Sunday, March 12, 2017

No One Ever Changes

A few days ago I got the chance to visit with my best friend Katy in Chicago and she and I happened to meet an old acquaintance.  I had not seen him in thirty years.  It was great to share a meal with him and chat a bit.  But I realized a curious thing after we had parted.  The conversation over our meal had been, at least in its themes, a repeat of the last conversation I had had with him over thirty years before.  But as if this were not extraordinary enough I realized in a flash of insight something even more important although outwardly unrelated to our pleasant mealtime conversation: I had not changed in thirty years; I was still the same destructive, self-destructive, arrogant and cold-hearted sinner that I had always been. Just in case the reader think that I am being too hard on myself, consider that the apostle Paul says as much; he refers to himself in the present as a sinner. (I Tim. 1:13)  But here’s the rub, or more precisely the beautiful dialogue into which the Bible leads us, we are also completely changed, “therefore if anyone is in Christ, he is a new creation, the old has passed away, look, the new has come”  (2 Cor. 5:17) Paul expands on this good news in another place “ I have been crucified with Christ, it is no longer I who live but Christ who lives in me, the life I live in the flesh I live by the faith of the Son of God who loved me and gave himself for me”  In other words, we have died and the life we now lead is entirely by the faith, the establishment, the “amen power” that raised Jesus from the dead. As Mahalia Jackson sings “I woke this morning!” How? by that faith, a power completely outside ourselves that comes straight from heaven and goes directly into our hearts.  Truly, we walk by faith and not by sight. Do we understand the indescribably good gift that God has given to us? * So you see, we are changed; we are the first fruits of the change, of the immortality that is to come (I Cor. 15), but lest we get on our high horse and ride off into the sunset of delusion, the Bible and life itself reminds us from time to time of what is also the truth; one that is less weighty but revelatory and saving: that we are still what we ever were, as Paul puts it, “Oh wretched man that I am” (note the present tense).  No need to worry about getting a swelled head, our loving Father keeps us from that and all evils. 

*Actually, we can't understand this, if we think we live by our own faith, if we do, the life in Christ becomes not an indescribably great and gracious gift but rather some kind of dubious exchange with God.  But if faith is something quite different, if it is the power with which the Messiah is girded and strengthened, if it is what the King James Bible translates as establishment in reference to Samuel then we learn what gratitude really is, then we learn how boasting is totally excluded.

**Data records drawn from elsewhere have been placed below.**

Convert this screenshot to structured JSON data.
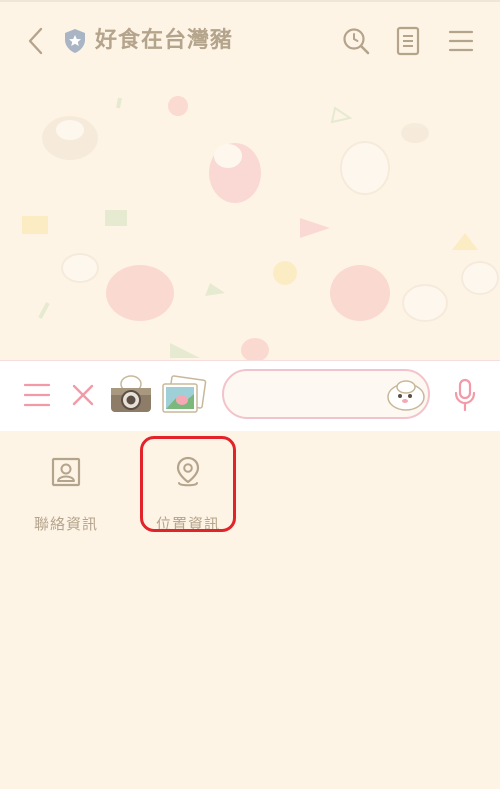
{
  "header": {
    "title": "好食在台灣豬",
    "back_icon": "chevron-left-icon",
    "badge_icon": "shield-star-icon",
    "search_icon": "clock-search-icon",
    "notes_icon": "note-icon",
    "menu_icon": "hamburger-icon"
  },
  "toolbar": {
    "menu_icon": "hamburger-icon",
    "close_icon": "close-icon",
    "camera_icon": "camera-icon",
    "photo_icon": "photo-album-icon",
    "input_value": "",
    "input_placeholder": "",
    "sticker_icon": "sticker-icon",
    "mic_icon": "microphone-icon"
  },
  "options": [
    {
      "label": "聯絡資訊",
      "icon": "contact-card-icon"
    },
    {
      "label": "位置資訊",
      "icon": "location-pin-icon",
      "highlighted": true
    }
  ],
  "colors": {
    "background": "#FEF4E6",
    "header_text": "#B4A48C",
    "toolbar_accent": "#F29AA8",
    "highlight": "#E2232A"
  }
}
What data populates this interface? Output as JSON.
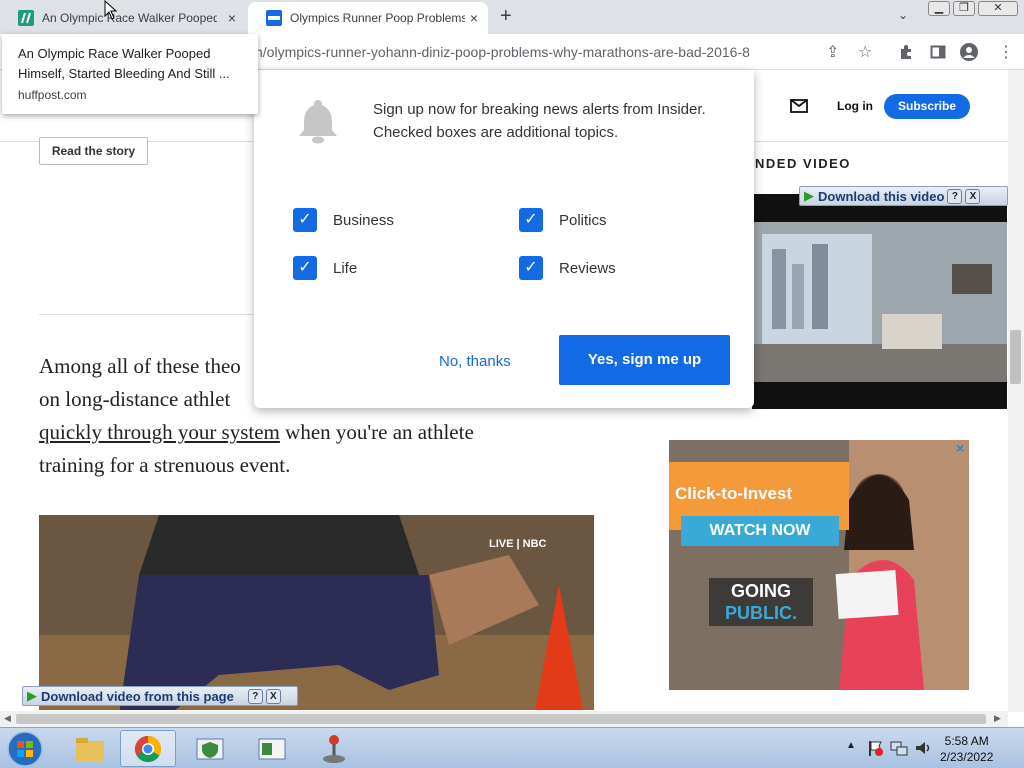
{
  "browser": {
    "tabs": [
      {
        "title": "An Olympic Race Walker Pooped",
        "active": false
      },
      {
        "title": "Olympics Runner Poop Problems",
        "active": true
      }
    ],
    "url": "n/olympics-runner-yohann-diniz-poop-problems-why-marathons-are-bad-2016-8",
    "new_tab": "+",
    "close": "×",
    "window_min": "▁",
    "window_max": "❐",
    "window_close": "✕"
  },
  "hover_card": {
    "title": "An Olympic Race Walker Pooped Himself, Started Bleeding And Still ...",
    "domain": "huffpost.com"
  },
  "site": {
    "login": "Log in",
    "subscribe": "Subscribe",
    "read_story": "Read the story",
    "recommended_label": "NDED VIDEO",
    "body_line1": "Among all of these theo",
    "body_line2": "on long-distance athlet",
    "body_line3_link": "quickly through your system",
    "body_line3_rest": " when you're an athlete",
    "body_line4": "training for a strenuous event.",
    "video_badge": "LIVE | NBC"
  },
  "ad": {
    "headline": "Click-to-Invest",
    "cta": "WATCH NOW",
    "brand_line1": "GOING",
    "brand_line2": "PUBLIC.",
    "close": "×"
  },
  "modal": {
    "message": "Sign up now for breaking news alerts from Insider. Checked boxes are additional topics.",
    "topics": [
      {
        "label": "Business",
        "checked": true
      },
      {
        "label": "Politics",
        "checked": true
      },
      {
        "label": "Life",
        "checked": true
      },
      {
        "label": "Reviews",
        "checked": true
      }
    ],
    "decline": "No, thanks",
    "accept": "Yes, sign me up"
  },
  "download_bars": {
    "top": "Download this video",
    "bottom": "Download video from this page",
    "help": "?",
    "close": "X"
  },
  "taskbar": {
    "time": "5:58 AM",
    "date": "2/23/2022"
  },
  "colors": {
    "accent": "#136ae5",
    "ad_orange": "#f59a3a",
    "ad_blue": "#39a9d8"
  }
}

Sunday, January 15, 2017

Result, Not Condition

“God so loved the world that he gave his only begotten son in order that all those believing might not perish but have eternal life.”  This is perhaps the most well known verse in the Bible but what does it mean?  Does it mean that unless we believe we will not live eternally?  Certainly we know that unbelievers and many other types of sinners will end up in the lake of fire. (Rev. 21:8) Isaiah tells us, “they shall not hurt or destroy in all my holy mountain.”  Sin has no place in the New Jerusalem. The question is, will there be any cowards, or unbelievers or murderers or sinners to throw into that lake?  You see, when John speaks about “all those believing,” he is not setting a condition, rather he is describing the result.  Any believing on our part is the result, not the condition of God’s love and the sending of his son. Remember the Red Sea.  God saved the children of Israel and then they believed.  How could it be less with the Lord Jesus?  Sometimes we are also deceived by our interpretation of Romans 10 where it says that “if you confess with your lips that Jesus is Lord and believe in your heart that God raised him from the dead you will be saved.”  We think that here too, Paul is imposing a condition on salvation, “you have to believe otherwise you will not be saved.”  But what is happening in Romans 10 is different.  Paul is speaking to those at Rome who are anxious.  They're not Jewish; Israel is the apple of God’s eye but what about them, what about people of different ethnicities?  Paul calms them, “your believing, your calling on the Lord is assurance that God has already broken into you life, already saved you and he's faithful and will stick by you all the way!  The “if” is not a condition, it is a comfort.  It turns out that the only requirement for salvation is to be a sinner.  What happens if all your life you have never believed?  The answer is we do not know.  We know that God is good and he sees all the good you have done in your life.  We know too that death is no impediment to Jesus.  He goes down into hell and preaches to the worst of the worst. (I Peter 3:19) As the theologian, Markus Barth said, God is both willing and able to save all men, turning them to the truth.  Some object, “my whole life I have been believing, how is it that someone who in their life never knew Jesus might enter the kingdom too?  How is that fair?”  But isn't this the objection of the workers in Matthew 20? What is the Lord’s answer? “Friend, I am doing you no wrong…Am I not allowed to do what I choose with what belongs to me?  Why do you give me the evil eye because I am good?”